our present effort in a particular direction.
D : How can I? The number and the intensity of the pulls will depend upon
the length which has gone into the wood.
HH : The number and intensity of the pulls needed to take out the nail depend
therefore upon the number and intensity of the strokes which drove it in.
Function of Shaastra:
D : The success or failure of an effort can be known definitely only at the end.
How are we then to know beforehand whether with our present capacity we may
or may not exert ourselves to attain a particular object, and whether it
is the right kind of exertion for the attainment of that object?
D : I quite realize this. But often it so happens that I am not really master of myself. I know, for instance, quite well that a particular act is wrong; at the same time, I feel impelled to do it. Similarly, I know that another act is right; at the same time, however, I feel powerless to do it. It seems that there is some power which is able to control or defy my free-will. So long as that power is potent, how can I be called the master of my own destiny? What is that power but fate?
HH : You are evidently confusing together two distinct things. Fate is a thing quite different from the other one which you call a power. Suppose you handle an instrument for the first time. You will do it very clumsily and with great effort. The next time, however, you use it, you will do so less clumsily and with less effort. With repeated uses, you will have learnt to use it easily and without any effort. That is, the facility and ease with which you use a particular thing increase with the number of times you use it.
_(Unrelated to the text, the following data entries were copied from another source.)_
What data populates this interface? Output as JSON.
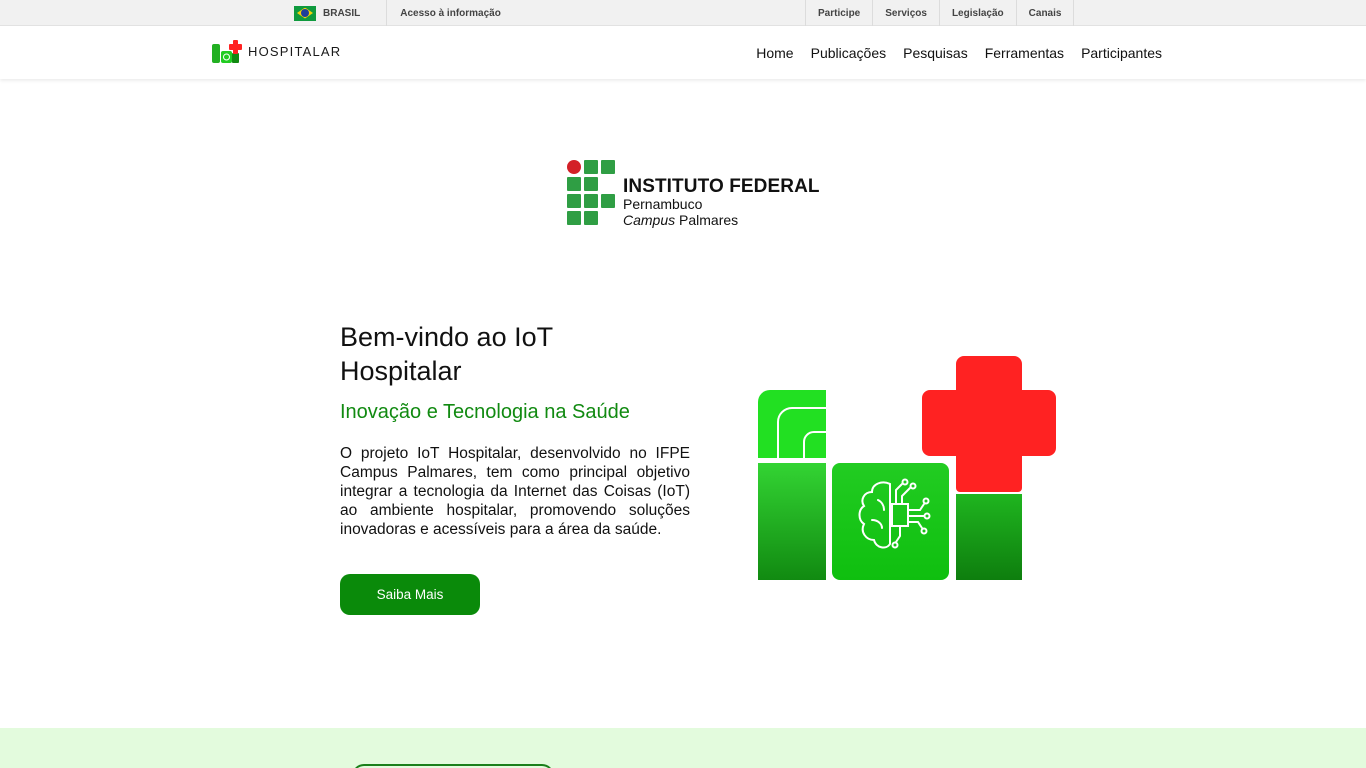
{
  "gov_bar": {
    "country": "BRASIL",
    "access_link": "Acesso à informação",
    "links": [
      "Participe",
      "Serviços",
      "Legislação",
      "Canais"
    ]
  },
  "nav": {
    "logo_text": "HOSPITALAR",
    "menu": [
      "Home",
      "Publicações",
      "Pesquisas",
      "Ferramentas",
      "Participantes"
    ]
  },
  "institution": {
    "title": "INSTITUTO FEDERAL",
    "state": "Pernambuco",
    "campus_word": "Campus",
    "campus_name": " Palmares"
  },
  "hero": {
    "title": "Bem-vindo ao IoT Hospitalar",
    "subtitle": "Inovação e Tecnologia na Saúde",
    "description": "O projeto IoT Hospitalar, desenvolvido no IFPE Campus Palmares, tem como principal objetivo integrar a tecnologia da Internet das Coisas (IoT) ao ambiente hospitalar, promovendo soluções inovadoras e acessíveis para a área da saúde.",
    "button": "Saiba Mais"
  },
  "colors": {
    "brand_green": "#0a8a0a",
    "accent_red": "#ff2222",
    "subtitle_green": "#118a11",
    "band_green": "#e3fbdd"
  }
}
The first time a man steals, he does so with great effort and much fear; the next time both his effort and fear are much less. As opportunities increase, stealing will become a normal habit with him and will require no effort at all. This habit will generate in him a tendency to steal even when there is no necessity to steal. It is this tendency which goes by the name Vaasanaa. The power which makes you act as if against your will is only the Vaasanaa which itself is of your own making. This is not fate. The punishment or reward, in the shape of pain or pleasure, which is the inevitable consequence of an act, good or bad, is alone the province of fate or destiny. The Vaasanaa which the doing of an act leaves behind in the mind in the shape of a taste, a greater facility or a greater tendency for doing the same act once again, is quite a different thing. It may be that the punishment or the reward of the past act is, in ordinary circumstances, unavoidable, if there is no counter-effort; but the Vaasanaa can be easily handled if only we exercise our free-will correctly.
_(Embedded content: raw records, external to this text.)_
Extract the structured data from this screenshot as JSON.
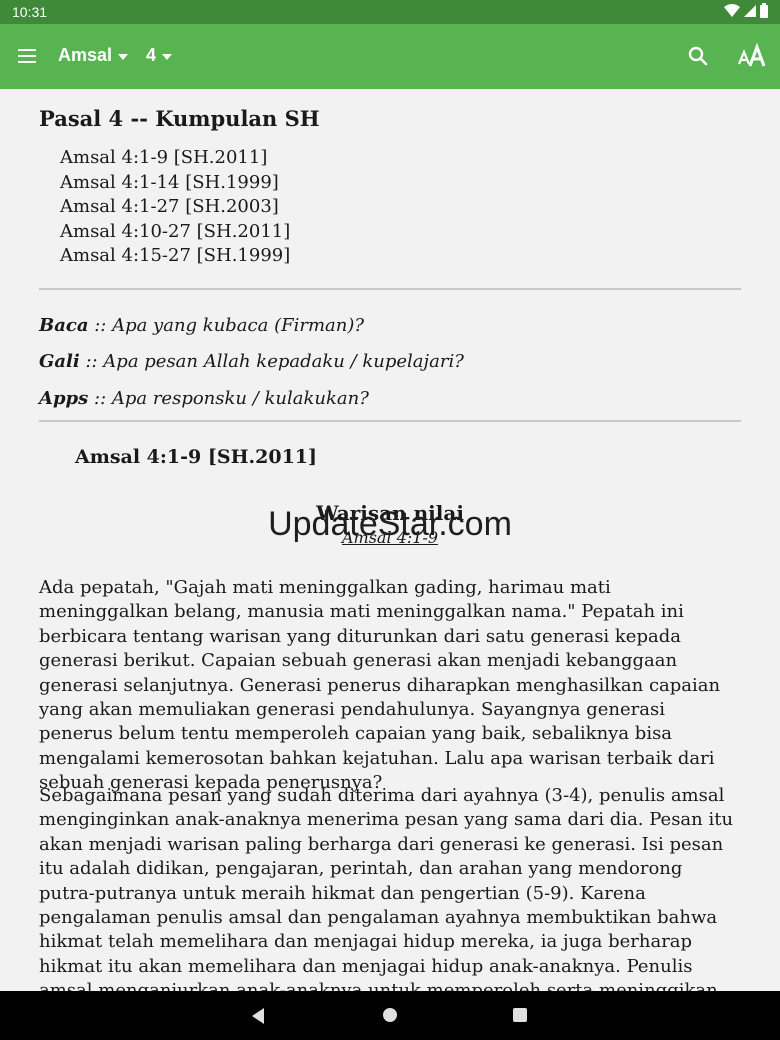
{
  "status_bar": {
    "time": "10:31",
    "icons": [
      "wifi-icon",
      "signal-icon",
      "battery-icon"
    ]
  },
  "app_bar": {
    "book": "Amsal",
    "chapter": "4",
    "icons": [
      "menu-icon",
      "chevron-down-icon",
      "search-icon",
      "text-size-icon"
    ],
    "color": "#58b351",
    "status_color": "#3f8a38"
  },
  "content": {
    "pasal_heading": "Pasal 4 -- Kumpulan SH",
    "refs": [
      "Amsal 4:1-9 [SH.2011]",
      "Amsal 4:1-14 [SH.1999]",
      "Amsal 4:1-27 [SH.2003]",
      "Amsal 4:10-27 [SH.2011]",
      "Amsal 4:15-27 [SH.1999]"
    ],
    "bga": [
      {
        "term": "Baca",
        "text": " :: Apa yang kubaca (Firman)?"
      },
      {
        "term": "Gali",
        "text": " :: Apa pesan Allah kepadaku / kupelajari?"
      },
      {
        "term": "Apps",
        "text": " :: Apa responsku / kulakukan?"
      }
    ],
    "section_ref": "Amsal 4:1-9  [SH.2011]",
    "section_title": "Warisan nilai",
    "section_link": "Amsal 4:1-9",
    "watermark": "UpdateStar.com",
    "paragraphs": [
      "Ada pepatah, \"Gajah mati meninggalkan gading, harimau mati meninggalkan belang, manusia mati meninggalkan nama.\" Pepatah ini berbicara tentang warisan yang diturunkan dari satu generasi kepada generasi berikut. Capaian sebuah generasi akan menjadi kebanggaan generasi selanjutnya. Generasi penerus diharapkan menghasilkan capaian yang akan memuliakan generasi pendahulunya. Sayangnya generasi penerus belum tentu memperoleh capaian yang baik, sebaliknya bisa mengalami kemerosotan bahkan kejatuhan. Lalu apa warisan terbaik dari sebuah generasi kepada penerusnya?",
      "Sebagaimana pesan yang sudah diterima dari ayahnya (3-4), penulis amsal menginginkan anak-anaknya menerima pesan yang sama dari dia. Pesan itu akan menjadi warisan paling berharga dari generasi ke generasi. Isi pesan itu adalah didikan, pengajaran, perintah, dan arahan yang mendorong putra-putranya untuk meraih hikmat dan pengertian (5-9). Karena pengalaman penulis amsal dan pengalaman ayahnya membuktikan bahwa hikmat telah memelihara dan menjagai hidup mereka, ia juga berharap hikmat itu akan memelihara dan menjagai hidup anak-anaknya. Penulis amsal menganjurkan anak-anaknya untuk memperoleh serta meninggikan hikmat dan pengertian"
    ]
  },
  "nav_bar": {
    "icons": [
      "back-icon",
      "home-icon",
      "recents-icon"
    ]
  }
}
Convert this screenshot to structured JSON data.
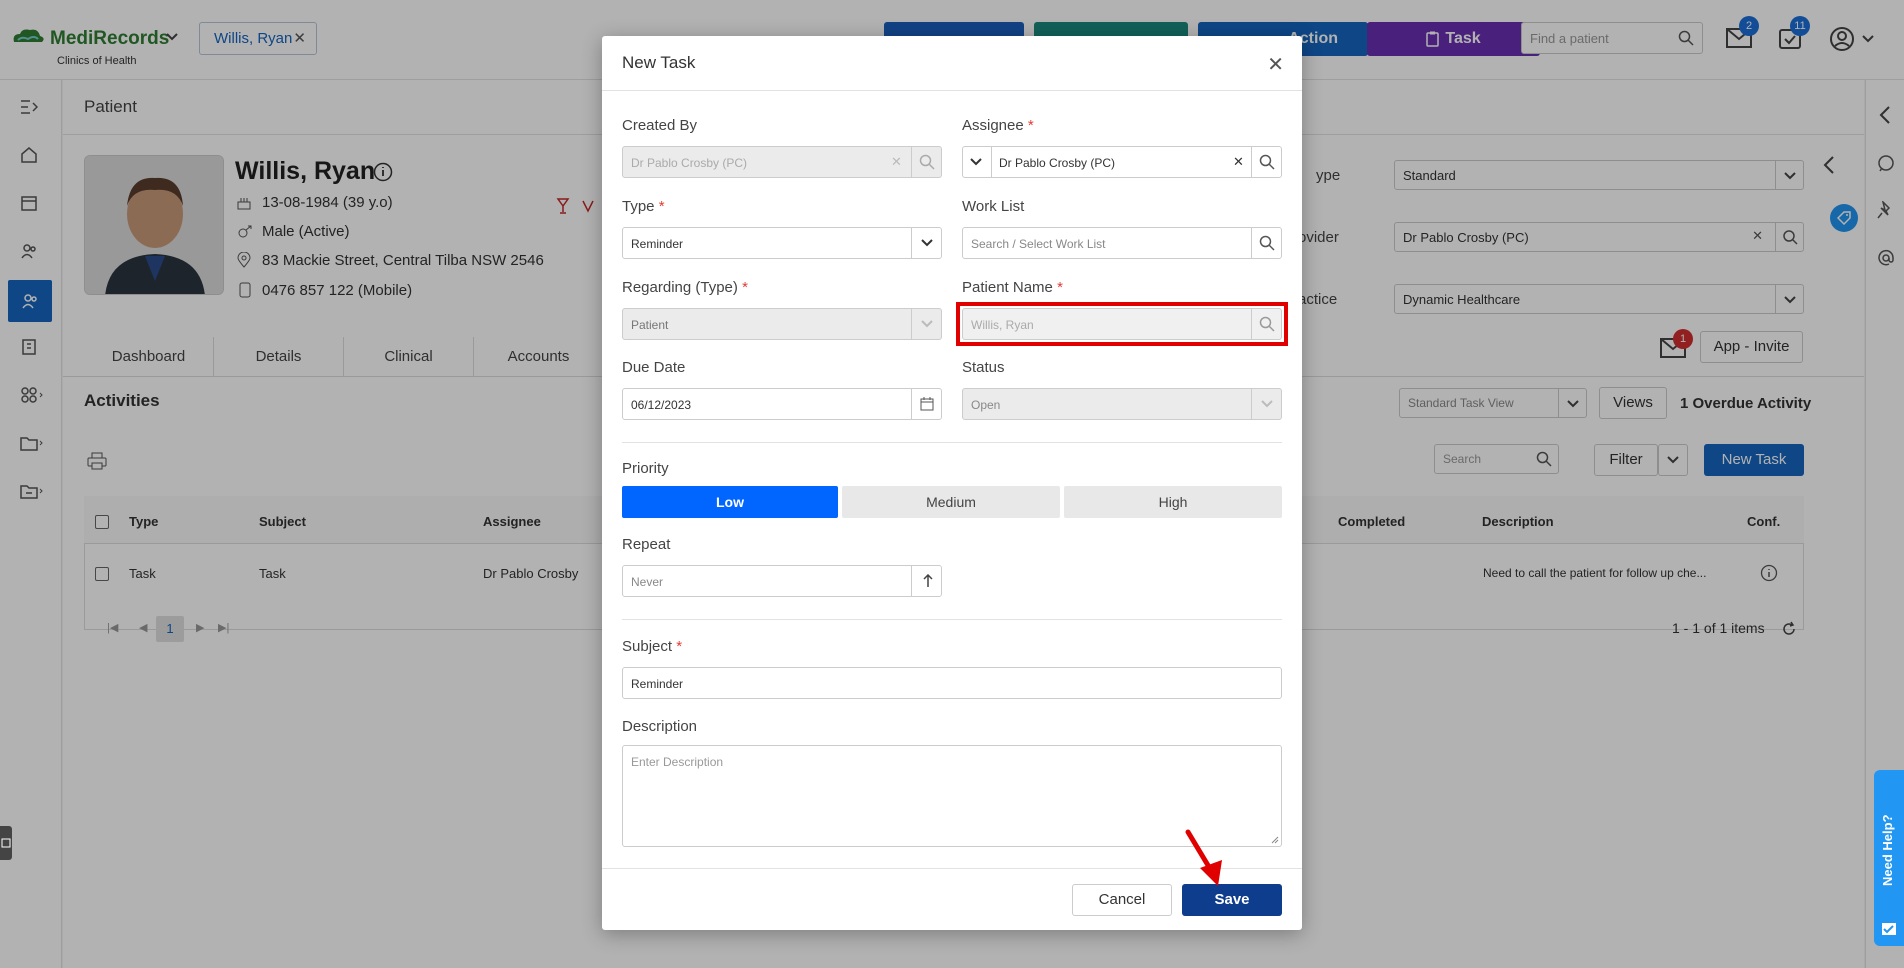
{
  "header": {
    "brand": "MediRecords",
    "brand_sub": "Clinics of Health",
    "patient_chip": "Willis, Ryan",
    "action_btn": "Action",
    "task_btn": "Task",
    "search_placeholder": "Find a patient",
    "mail_count": "2",
    "tasks_count": "11"
  },
  "page": {
    "title": "Patient",
    "patient_name": "Willis, Ryan",
    "dob": "13-08-1984 (39 y.o)",
    "gender": "Male (Active)",
    "address": "83 Mackie Street, Central Tilba NSW 2546",
    "phone": "0476 857 122 (Mobile)",
    "right_labels": [
      "ype",
      "ovider",
      "actice"
    ],
    "type_value": "Standard",
    "provider_value": "Dr Pablo Crosby (PC)",
    "practice_value": "Dynamic Healthcare",
    "invite_count": "1",
    "app_invite": "App - Invite",
    "tabs": [
      "Dashboard",
      "Details",
      "Clinical",
      "Accounts"
    ],
    "activities_title": "Activities",
    "task_view": "Standard Task View",
    "views_btn": "Views",
    "overdue": "1 Overdue Activity",
    "search_placeholder": "Search",
    "filter_btn": "Filter",
    "new_task_btn": "New Task",
    "columns": {
      "type": "Type",
      "subject": "Subject",
      "assignee": "Assignee",
      "completed": "Completed",
      "description": "Description",
      "conf": "Conf."
    },
    "row": {
      "type": "Task",
      "subject": "Task",
      "assignee": "Dr Pablo Crosby",
      "description": "Need to call the patient for follow up che..."
    },
    "page_number": "1",
    "items_info": "1 - 1 of 1 items"
  },
  "modal": {
    "title": "New Task",
    "created_by_label": "Created By",
    "created_by_value": "Dr Pablo Crosby (PC)",
    "assignee_label": "Assignee",
    "assignee_value": "Dr Pablo Crosby (PC)",
    "type_label": "Type",
    "type_value": "Reminder",
    "worklist_label": "Work List",
    "worklist_placeholder": "Search / Select Work List",
    "regarding_label": "Regarding (Type)",
    "regarding_value": "Patient",
    "patient_name_label": "Patient Name",
    "patient_name_value": "Willis, Ryan",
    "due_label": "Due Date",
    "due_value": "06/12/2023",
    "status_label": "Status",
    "status_value": "Open",
    "priority_label": "Priority",
    "priority_options": [
      "Low",
      "Medium",
      "High"
    ],
    "priority_selected": "Low",
    "repeat_label": "Repeat",
    "repeat_value": "Never",
    "subject_label": "Subject",
    "subject_value": "Reminder",
    "description_label": "Description",
    "description_placeholder": "Enter Description",
    "cancel_btn": "Cancel",
    "save_btn": "Save",
    "required_mark": "*"
  },
  "help_label": "Need Help?",
  "colors": {
    "primary": "#0066ff",
    "save": "#0d3d8c",
    "task_btn": "#6a2fb4",
    "highlight": "#e00000"
  }
}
D : But the number of Vaasanaa or tendencies that rule our hearts are endless.
How can we possibly control them?
When you know that a particular Vaasanaa is rising up in your mind, you cannot possibly say that you are at its mercy. You have your wits about you and the responsibility of deciding whether you will encourage it or not is entirely yours. The Shaastras enunciate in detail what Vaasanaa are good and have to be encouraged and what Vaasanaa are bad and have to be overcome. When, by dint of practice, you have made all your Vaasanaa good and practically eliminated the charge of any bad Vaasanaa leading you astray, the Shaastra take upon themselves the function of teaching you how to free your free-will even from the need of being led by good Vaasanaa.
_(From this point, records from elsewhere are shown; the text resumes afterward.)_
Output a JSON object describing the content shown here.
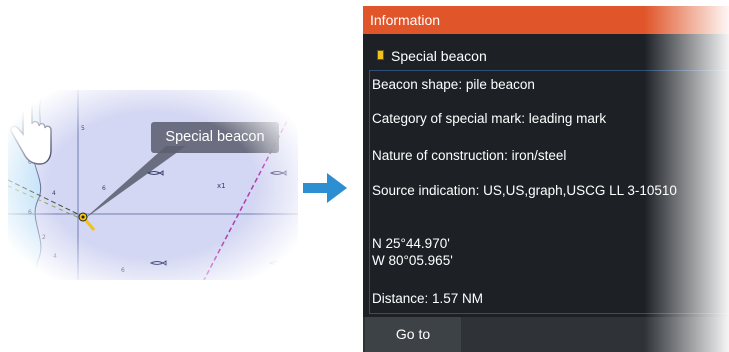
{
  "chart": {
    "callout_label": "Special beacon",
    "tap_count": "x1",
    "soundings": [
      "5",
      "4",
      "6",
      "4",
      "6",
      "6",
      "2",
      "6"
    ],
    "icons": [
      "map-chart-icon",
      "beacon-icon",
      "fish-icon",
      "hand-pointer-icon"
    ]
  },
  "arrow_icon": "right-arrow-icon",
  "info_panel": {
    "title": "Information",
    "object_name": "Special beacon",
    "object_icon": "beacon-icon",
    "lines": {
      "shape": "Beacon shape: pile beacon",
      "category": "Category of special mark: leading mark",
      "construction": "Nature of construction: iron/steel",
      "source": "Source indication: US,US,graph,USCG LL 3-10510",
      "lat": "N  25°44.970'",
      "lon": "W  80°05.965'",
      "distance": "Distance: 1.57 NM"
    },
    "goto_label": "Go to"
  },
  "colors": {
    "title_bar": "#e05529",
    "panel_bg": "#1d2126",
    "chart_water": "#d4d7f3",
    "chart_shallow": "#bfe0f7",
    "arrow": "#2b8fd1",
    "track_line": "#b23bb3",
    "beacon": "#f1c21d"
  }
}
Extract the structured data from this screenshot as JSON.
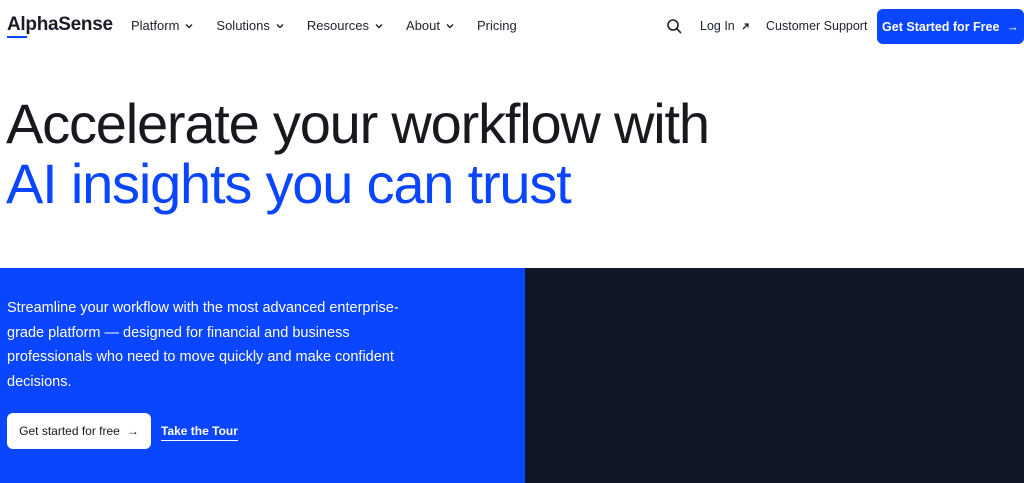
{
  "brand": {
    "logo_text": "AlphaSense",
    "accent_color": "#0a45ff",
    "dark_color": "#111726"
  },
  "nav": {
    "items": [
      {
        "label": "Platform",
        "has_dropdown": true
      },
      {
        "label": "Solutions",
        "has_dropdown": true
      },
      {
        "label": "Resources",
        "has_dropdown": true
      },
      {
        "label": "About",
        "has_dropdown": true
      },
      {
        "label": "Pricing",
        "has_dropdown": false
      }
    ],
    "search_icon": "search-icon",
    "login_label": "Log In",
    "support_label": "Customer Support",
    "cta_label": "Get Started for Free",
    "cta_arrow": "→"
  },
  "hero": {
    "headline_line1": "Accelerate your workflow with",
    "headline_line2": "AI insights you can trust",
    "subtext": "Streamline your workflow with the most advanced enterprise-grade platform — designed for financial and business professionals who need to move quickly and make confident decisions.",
    "primary_button": "Get started for free",
    "primary_arrow": "→",
    "secondary_link": "Take the Tour"
  }
}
You will gradually be led on to a stage when your free-will be entirely free from any sort of coloring due to any Vaasanaa. At that stage, your mind will be pure as crystal and all motive for particular action will cease to be. Freedom from the results of particular actions is an inevitable consequence. Both fate and Vaasanaa disappear. There is freedom for ever more and that freedom is called Moksh.
Created by Sushma Gupta on 5/9/09
Updated on 10/01/13